WORK REQUEST: Tally the lines of the listing below in which the string "window" occurs, and give the tally alone.

RECORD EXTRACTS:

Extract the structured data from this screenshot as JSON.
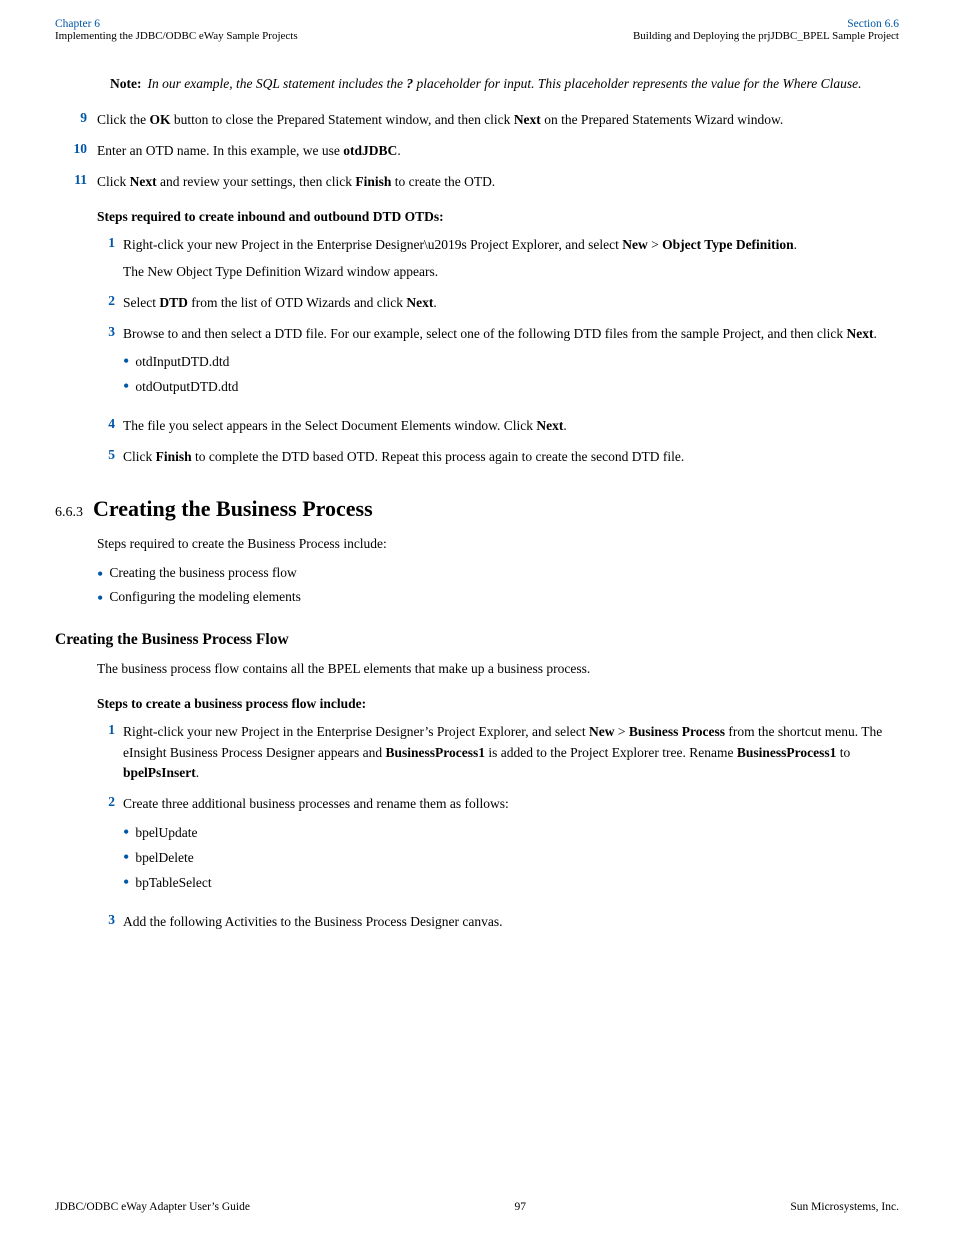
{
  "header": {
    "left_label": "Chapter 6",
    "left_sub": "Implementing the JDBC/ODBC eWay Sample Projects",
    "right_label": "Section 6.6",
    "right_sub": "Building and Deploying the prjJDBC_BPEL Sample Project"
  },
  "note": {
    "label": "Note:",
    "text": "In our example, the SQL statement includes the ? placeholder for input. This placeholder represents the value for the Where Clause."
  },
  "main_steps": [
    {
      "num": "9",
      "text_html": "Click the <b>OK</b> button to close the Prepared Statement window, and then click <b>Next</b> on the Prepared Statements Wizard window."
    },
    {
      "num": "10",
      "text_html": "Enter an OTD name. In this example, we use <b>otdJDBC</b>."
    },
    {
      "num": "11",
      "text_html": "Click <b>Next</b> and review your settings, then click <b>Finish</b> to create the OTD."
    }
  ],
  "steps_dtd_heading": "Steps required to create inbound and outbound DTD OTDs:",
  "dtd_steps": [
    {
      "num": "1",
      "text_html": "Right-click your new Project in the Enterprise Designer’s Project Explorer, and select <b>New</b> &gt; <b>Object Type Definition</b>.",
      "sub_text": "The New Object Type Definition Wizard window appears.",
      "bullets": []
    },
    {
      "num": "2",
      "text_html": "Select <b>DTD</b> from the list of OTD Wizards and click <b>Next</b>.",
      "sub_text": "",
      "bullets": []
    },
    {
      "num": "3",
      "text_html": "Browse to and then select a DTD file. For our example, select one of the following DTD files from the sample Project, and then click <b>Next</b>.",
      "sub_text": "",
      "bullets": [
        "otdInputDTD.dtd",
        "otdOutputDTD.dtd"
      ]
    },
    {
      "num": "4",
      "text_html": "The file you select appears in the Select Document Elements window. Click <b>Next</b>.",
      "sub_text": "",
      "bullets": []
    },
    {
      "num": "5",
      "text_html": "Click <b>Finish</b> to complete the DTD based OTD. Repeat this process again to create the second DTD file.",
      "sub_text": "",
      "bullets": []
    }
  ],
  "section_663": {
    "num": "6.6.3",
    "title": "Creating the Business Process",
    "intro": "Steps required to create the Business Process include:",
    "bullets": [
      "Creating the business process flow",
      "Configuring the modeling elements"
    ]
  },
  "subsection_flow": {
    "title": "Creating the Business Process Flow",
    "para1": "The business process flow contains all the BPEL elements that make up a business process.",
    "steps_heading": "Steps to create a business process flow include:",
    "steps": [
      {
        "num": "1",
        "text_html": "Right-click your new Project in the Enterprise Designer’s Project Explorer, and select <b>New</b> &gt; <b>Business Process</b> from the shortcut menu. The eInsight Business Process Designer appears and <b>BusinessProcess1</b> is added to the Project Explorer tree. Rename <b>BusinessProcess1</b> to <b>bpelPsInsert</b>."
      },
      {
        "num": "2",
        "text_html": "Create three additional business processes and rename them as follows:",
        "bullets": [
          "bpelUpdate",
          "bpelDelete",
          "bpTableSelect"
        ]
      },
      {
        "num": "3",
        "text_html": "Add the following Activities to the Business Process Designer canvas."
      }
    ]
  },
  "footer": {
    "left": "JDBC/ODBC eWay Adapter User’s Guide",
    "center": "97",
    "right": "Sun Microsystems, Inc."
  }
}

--

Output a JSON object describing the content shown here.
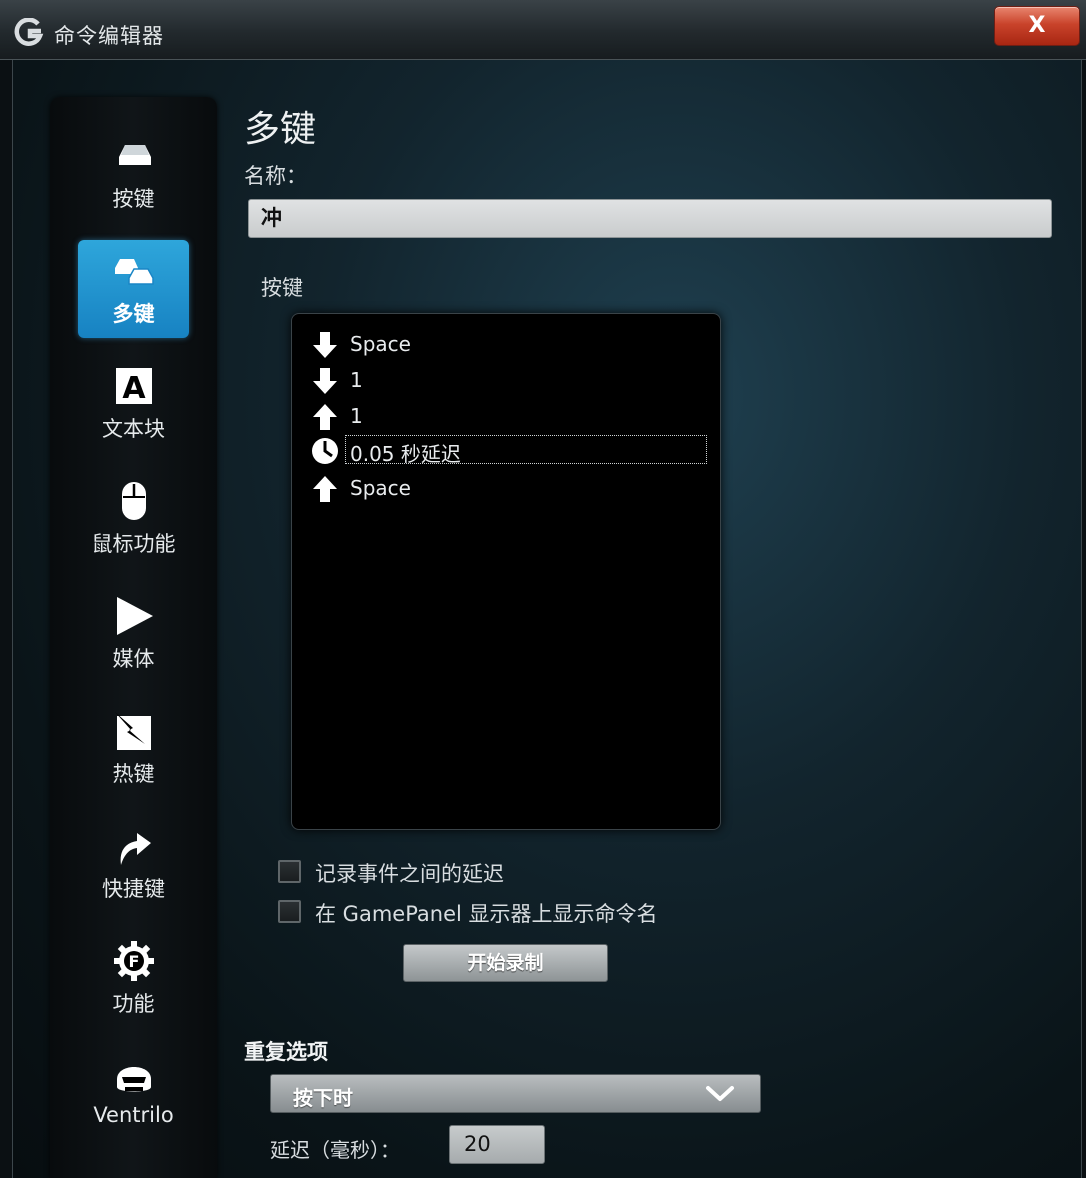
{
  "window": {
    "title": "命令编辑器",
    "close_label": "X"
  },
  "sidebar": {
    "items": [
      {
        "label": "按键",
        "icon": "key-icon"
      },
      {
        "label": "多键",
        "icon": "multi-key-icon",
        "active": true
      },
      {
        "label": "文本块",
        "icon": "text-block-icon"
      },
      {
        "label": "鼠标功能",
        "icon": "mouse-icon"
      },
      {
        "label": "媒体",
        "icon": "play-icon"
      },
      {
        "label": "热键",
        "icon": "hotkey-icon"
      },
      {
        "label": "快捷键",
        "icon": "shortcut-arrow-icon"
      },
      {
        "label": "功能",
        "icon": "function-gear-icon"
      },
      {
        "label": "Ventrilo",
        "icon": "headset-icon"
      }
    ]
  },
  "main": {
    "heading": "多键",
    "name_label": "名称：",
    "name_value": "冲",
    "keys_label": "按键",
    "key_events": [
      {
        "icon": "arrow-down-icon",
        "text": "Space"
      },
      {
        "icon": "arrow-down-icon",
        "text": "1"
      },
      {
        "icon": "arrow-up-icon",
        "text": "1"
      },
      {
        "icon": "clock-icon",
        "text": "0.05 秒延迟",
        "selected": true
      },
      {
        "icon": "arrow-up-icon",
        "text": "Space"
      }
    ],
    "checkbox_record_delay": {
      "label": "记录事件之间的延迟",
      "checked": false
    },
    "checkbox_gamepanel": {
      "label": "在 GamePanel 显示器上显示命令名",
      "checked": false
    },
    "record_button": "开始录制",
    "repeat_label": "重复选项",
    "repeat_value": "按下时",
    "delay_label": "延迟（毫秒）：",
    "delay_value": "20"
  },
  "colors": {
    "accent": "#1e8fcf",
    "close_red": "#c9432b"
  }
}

REPLY TO THE TASK: 4